Data section below:
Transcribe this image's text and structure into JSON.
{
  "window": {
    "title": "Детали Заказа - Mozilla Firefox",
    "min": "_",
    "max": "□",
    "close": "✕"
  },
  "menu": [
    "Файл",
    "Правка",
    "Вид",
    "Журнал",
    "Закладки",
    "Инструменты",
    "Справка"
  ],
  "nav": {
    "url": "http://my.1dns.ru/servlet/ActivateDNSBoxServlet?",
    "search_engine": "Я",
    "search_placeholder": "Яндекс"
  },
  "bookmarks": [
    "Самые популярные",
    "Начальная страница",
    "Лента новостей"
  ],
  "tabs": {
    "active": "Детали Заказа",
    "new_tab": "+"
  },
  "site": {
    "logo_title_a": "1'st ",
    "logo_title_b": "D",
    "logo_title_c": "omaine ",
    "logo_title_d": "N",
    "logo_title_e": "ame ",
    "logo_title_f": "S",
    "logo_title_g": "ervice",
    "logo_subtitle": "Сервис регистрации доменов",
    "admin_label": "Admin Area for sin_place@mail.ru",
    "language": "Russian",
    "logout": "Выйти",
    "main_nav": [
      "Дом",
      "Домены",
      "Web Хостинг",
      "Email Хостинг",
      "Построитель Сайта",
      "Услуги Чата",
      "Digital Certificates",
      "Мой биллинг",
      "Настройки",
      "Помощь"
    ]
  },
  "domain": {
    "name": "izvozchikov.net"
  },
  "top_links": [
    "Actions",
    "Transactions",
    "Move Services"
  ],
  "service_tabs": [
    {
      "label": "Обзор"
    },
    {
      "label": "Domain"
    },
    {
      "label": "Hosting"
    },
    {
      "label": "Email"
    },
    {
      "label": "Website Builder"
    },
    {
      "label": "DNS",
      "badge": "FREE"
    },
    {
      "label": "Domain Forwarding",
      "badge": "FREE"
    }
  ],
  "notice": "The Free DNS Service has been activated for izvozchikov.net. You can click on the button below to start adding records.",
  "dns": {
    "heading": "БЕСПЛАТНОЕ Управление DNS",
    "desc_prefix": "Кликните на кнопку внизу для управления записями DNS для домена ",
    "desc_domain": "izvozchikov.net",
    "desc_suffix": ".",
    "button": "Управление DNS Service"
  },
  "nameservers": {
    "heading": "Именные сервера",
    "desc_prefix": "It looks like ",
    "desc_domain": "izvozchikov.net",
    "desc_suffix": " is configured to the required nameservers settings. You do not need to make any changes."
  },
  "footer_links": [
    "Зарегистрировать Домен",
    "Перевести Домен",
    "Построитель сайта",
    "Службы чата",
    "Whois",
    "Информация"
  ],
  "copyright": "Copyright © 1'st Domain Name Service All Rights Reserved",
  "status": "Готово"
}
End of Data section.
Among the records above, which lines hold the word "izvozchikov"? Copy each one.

=== Worked solution ===
    "name": "izvozchikov.net"
  "notice": "The Free DNS Service has been activated for izvozchikov.net. You can click on the button below to start adding records.",
    "desc_domain": "izvozchikov.net",
    "desc_domain": "izvozchikov.net",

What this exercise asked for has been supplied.